Governor Roy Cooper, North Carolina Department of Emergency Management officials, FEMA staff, the Civil Air Patrol (CAP), the American Red Cross, and several local NOAA National Weather Service forecast offices were on hand to answer questions and provide hands-on demonstrations to the public.
During the event, members of the Raleigh-Wake Composite Squadron showcased CAP aircraft actually used during Hurricane Matthew assessment flights. Lt Col Jay Langley, squadron commander of NC-048, stated that, "it was a great opportunity to help the public learn about CAP and all the amazing things that we do." More than one thousand people came to participate in the Hurricane Awareness Tour, creating the perfect recruiting opportunity for the Raleigh-Wake Composite squadron. 
Gracia Szczech, Regional Administrator for FEMA Region Four, was on hand as part of the awareness team said, “Civil Air Patrol has been our initial go to organization for obtaining situational awareness, and they have been a great partner.” “We look forward to working with them in the future.”  

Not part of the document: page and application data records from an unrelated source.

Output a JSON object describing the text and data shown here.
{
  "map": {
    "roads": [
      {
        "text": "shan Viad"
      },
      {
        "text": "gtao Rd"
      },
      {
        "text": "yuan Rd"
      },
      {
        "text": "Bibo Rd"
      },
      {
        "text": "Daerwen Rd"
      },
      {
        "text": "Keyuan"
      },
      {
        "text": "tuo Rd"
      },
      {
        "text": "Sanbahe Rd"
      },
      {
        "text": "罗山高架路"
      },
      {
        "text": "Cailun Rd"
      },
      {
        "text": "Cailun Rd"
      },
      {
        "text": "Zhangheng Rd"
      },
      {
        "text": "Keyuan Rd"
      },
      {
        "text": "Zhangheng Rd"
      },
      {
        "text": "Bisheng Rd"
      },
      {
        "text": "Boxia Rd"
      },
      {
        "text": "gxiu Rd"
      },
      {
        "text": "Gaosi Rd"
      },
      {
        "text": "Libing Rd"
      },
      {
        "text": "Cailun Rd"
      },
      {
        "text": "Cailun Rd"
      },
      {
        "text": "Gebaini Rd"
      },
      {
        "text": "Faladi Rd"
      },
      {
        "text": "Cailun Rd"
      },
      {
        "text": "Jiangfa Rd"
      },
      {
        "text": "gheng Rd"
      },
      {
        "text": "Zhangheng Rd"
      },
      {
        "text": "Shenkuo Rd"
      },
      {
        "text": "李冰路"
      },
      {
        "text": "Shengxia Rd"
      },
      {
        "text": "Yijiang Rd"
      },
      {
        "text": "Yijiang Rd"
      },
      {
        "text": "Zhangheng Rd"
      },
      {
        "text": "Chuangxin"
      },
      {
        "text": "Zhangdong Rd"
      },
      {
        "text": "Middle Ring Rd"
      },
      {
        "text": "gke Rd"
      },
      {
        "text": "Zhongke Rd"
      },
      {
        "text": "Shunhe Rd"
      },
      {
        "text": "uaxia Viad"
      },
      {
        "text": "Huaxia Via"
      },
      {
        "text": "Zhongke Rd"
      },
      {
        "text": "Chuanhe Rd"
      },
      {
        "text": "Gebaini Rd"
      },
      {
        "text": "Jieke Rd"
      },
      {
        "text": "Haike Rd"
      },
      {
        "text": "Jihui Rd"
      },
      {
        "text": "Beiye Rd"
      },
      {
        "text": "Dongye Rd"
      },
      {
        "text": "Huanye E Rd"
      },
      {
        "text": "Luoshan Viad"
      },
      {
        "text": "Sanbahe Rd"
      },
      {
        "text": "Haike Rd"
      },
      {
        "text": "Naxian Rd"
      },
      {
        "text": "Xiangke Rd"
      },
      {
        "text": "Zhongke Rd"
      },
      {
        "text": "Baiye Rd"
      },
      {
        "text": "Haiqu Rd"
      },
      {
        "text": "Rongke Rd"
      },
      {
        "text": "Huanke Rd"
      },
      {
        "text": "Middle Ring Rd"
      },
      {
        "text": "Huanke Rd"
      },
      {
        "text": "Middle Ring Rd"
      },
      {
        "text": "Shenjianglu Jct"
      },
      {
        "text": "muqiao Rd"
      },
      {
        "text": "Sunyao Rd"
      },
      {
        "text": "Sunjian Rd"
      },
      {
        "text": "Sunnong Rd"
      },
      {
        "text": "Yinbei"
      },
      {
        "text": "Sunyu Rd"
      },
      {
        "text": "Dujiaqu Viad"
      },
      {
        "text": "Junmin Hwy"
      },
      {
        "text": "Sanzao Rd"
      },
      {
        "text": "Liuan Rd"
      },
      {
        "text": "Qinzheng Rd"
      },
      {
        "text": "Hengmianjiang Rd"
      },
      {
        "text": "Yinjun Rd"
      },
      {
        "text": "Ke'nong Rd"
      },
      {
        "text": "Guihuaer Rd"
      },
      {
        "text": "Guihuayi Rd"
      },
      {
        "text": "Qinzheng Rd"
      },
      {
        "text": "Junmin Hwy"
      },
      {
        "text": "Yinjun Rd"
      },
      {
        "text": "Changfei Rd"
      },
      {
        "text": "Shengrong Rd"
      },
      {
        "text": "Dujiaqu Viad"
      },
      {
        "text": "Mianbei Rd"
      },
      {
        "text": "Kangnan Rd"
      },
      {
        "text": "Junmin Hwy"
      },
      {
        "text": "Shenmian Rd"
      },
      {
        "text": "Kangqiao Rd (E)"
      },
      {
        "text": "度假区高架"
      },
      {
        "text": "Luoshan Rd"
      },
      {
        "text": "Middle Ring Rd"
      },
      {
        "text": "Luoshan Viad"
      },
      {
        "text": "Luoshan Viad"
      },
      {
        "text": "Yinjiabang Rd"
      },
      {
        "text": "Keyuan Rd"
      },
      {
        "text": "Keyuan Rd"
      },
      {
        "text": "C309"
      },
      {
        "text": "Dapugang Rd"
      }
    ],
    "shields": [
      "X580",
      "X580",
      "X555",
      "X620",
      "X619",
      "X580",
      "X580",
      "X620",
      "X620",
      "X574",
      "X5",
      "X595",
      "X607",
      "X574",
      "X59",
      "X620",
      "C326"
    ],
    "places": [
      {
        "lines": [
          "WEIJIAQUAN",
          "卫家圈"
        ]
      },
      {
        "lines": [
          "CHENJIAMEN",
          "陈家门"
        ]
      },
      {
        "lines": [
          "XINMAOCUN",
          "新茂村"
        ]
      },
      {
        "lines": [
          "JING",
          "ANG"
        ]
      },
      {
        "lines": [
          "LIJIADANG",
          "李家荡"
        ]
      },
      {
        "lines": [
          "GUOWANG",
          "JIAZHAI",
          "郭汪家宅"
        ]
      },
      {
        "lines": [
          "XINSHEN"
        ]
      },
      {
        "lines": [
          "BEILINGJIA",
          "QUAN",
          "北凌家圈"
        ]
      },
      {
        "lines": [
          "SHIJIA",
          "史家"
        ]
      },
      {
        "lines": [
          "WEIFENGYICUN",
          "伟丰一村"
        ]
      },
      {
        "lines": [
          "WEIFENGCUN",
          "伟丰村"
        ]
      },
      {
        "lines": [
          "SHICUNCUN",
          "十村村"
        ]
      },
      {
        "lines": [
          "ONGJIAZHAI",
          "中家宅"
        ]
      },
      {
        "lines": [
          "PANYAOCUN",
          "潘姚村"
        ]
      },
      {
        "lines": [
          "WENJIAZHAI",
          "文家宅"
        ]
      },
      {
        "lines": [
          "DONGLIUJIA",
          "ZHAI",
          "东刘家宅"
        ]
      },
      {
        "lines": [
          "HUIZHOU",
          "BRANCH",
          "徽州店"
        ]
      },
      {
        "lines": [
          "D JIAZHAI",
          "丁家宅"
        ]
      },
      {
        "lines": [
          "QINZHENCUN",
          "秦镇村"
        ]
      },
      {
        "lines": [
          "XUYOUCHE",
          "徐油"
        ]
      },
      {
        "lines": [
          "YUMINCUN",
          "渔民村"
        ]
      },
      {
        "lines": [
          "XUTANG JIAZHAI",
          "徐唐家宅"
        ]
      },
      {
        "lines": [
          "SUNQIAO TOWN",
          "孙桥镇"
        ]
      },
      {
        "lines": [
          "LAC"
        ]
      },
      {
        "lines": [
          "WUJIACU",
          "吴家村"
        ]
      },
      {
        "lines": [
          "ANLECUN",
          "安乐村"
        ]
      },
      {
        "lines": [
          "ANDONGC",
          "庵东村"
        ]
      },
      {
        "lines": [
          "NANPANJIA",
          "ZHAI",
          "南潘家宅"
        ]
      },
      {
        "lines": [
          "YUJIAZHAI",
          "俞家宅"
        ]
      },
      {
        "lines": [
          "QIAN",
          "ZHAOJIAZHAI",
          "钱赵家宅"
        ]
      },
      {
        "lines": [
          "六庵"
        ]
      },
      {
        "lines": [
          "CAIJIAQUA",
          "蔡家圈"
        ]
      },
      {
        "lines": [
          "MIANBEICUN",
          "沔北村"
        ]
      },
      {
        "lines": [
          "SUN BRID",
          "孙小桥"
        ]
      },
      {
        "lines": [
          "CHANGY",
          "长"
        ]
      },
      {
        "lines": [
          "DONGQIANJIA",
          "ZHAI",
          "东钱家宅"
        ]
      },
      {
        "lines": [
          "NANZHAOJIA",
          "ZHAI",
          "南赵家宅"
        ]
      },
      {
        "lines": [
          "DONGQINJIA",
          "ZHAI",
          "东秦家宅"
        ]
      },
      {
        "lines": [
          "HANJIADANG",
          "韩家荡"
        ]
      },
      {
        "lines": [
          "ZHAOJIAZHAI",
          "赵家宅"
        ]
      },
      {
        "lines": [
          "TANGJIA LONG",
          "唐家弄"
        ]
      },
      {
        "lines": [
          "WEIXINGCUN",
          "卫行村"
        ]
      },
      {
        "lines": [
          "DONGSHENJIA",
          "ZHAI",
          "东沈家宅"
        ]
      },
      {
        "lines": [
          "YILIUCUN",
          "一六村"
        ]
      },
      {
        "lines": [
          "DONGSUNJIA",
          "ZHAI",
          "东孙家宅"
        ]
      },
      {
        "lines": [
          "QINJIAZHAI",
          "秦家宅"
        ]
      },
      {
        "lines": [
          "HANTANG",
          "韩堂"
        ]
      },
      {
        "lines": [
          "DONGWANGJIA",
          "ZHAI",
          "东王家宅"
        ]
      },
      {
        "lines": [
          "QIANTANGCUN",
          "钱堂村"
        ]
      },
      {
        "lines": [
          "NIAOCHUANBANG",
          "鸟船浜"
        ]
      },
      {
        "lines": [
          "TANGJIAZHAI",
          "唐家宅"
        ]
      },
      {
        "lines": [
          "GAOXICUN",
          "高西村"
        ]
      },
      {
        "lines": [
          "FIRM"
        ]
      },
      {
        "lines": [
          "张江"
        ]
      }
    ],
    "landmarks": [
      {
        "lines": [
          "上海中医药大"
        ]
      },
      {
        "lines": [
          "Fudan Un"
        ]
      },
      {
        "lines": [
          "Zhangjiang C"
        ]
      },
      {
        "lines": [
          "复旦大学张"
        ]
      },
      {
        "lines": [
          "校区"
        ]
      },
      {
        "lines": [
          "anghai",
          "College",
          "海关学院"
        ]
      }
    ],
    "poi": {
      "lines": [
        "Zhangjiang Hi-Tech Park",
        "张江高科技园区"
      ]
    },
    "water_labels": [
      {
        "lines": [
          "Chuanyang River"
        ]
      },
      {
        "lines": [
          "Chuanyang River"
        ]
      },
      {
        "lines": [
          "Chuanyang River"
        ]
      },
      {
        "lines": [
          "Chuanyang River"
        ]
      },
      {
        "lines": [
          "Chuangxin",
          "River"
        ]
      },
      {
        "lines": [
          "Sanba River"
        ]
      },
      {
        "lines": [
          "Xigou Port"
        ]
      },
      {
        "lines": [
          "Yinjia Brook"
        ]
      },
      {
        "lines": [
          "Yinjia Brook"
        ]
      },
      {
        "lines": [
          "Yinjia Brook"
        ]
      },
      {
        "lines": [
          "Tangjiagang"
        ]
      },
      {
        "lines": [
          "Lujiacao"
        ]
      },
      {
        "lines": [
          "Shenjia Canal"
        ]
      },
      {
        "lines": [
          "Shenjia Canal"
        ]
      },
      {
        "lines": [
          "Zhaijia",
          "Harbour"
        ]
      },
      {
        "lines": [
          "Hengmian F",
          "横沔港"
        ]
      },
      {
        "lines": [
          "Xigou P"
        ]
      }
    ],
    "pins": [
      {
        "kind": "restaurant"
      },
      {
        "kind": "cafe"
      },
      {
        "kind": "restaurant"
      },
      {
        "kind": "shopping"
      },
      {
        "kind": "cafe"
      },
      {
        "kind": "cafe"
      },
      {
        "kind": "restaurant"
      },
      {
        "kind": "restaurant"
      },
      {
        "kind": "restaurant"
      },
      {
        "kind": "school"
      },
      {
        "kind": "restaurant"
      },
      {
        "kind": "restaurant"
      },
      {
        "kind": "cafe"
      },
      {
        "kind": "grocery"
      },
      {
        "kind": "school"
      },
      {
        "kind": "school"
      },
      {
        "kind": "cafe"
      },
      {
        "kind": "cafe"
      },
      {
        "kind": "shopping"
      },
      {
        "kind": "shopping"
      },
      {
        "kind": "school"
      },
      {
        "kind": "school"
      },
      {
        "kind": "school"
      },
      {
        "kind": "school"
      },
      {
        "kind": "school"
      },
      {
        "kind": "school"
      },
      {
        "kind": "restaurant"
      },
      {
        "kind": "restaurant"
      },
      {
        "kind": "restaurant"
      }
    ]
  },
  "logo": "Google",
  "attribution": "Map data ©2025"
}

Along with other hurricane specialists, Warren Madden from the Weather Channel and Dr. Rick Knabb, director of NOAA's National Hurricane Center, will travel on the two aircraft when they visit as part of its efforts to build hurricane awareness in the 26 most hurricane-prone states. The NOAA team will tour five East Coast cities in the United States and one in Canada showcasing an Air Force Reserve Lockheed WC-130J hurricane hunter aircraft and the NOAA Gulfstream G-IV aircraft, both of which are used in hurricane tracking and forecasting.
The team emphasized that hurricanes of any strength, even tropical storms, can be and are life-threatening. “People have to realize there is a big big difference between how busy the hurricane season might or might not be overall and how bad it might be where you live, so you need to have a plan in place,” said Rick Knabb, Ph.D., director of NOAA’s National Hurricane Center, located in Coral Gables, Florida. Knabb added, “a lot of people around the country and around the world can learn a lot from what happened here in North Carolina following Hurricane Mathew and realize just how heavy and damaging and deadly rising water can be.”  
As North Carolina learned from both hurricanes Matthew last year and Fran in 1999, the dangers of raising water, both storm surge on the coasts and river flooding from heavy rains many miles inland can be deadly. “I urge everyone in the state of North Carolina to have a plan in place,” said Mike Sprayberry, director of North Carolina’s Division of Emergency Management. “We’re committed to providing the people of North Carolina with the information they need to act.”
Szczech encouraged people to begin preparing now for the start of hurricane season, and said a good start is to find out if they live in a hurricane evacuation zone, “so download the FEMA App today, I did for my mother's zip code and you should too.”
The WC-130J is one of ten specially configured aircraft used by the U.S. Air Force Reserve from the 53rd Weather Reconnaissance Squadron, 403rd Wing, located at Keesler Air Force Base in Biloxi, Mississippi. When flying hurricane missions, USAF Reserve air crews fly directly through the eye of the storm several times, remaining in the storm environment for up to 16 hours each flight. They collect and transmit collected data by satellite directly to NOAA’s National Hurricane Center so that forecasters can analyze and predict changes to the hurricane’s path and strength.
The NOAA Gulfstream G-IV is part of the agency's fleet of highly specialized research and operational aircraft. The G-IV is operated, managed and maintained by the NOAA Office of Marine and Aviation Operations, based at MacDill Air Force Base in Tampa, Florida. It flies at high altitude around and ahead of a tropical cyclone, gathering critical data that feeds into hurricane forecast models.
NOAA has conducted the hurricane awareness tour for more than 30 years, alternating between the Gulf and Atlantic coasts. The tour was followed by NOAA’s hurricane hazard education campaign during National Hurricane Preparedness Week, May 24 to 30 being held at the Campus of ECU in Greenville. The Atlantic hurricane season begins June 1.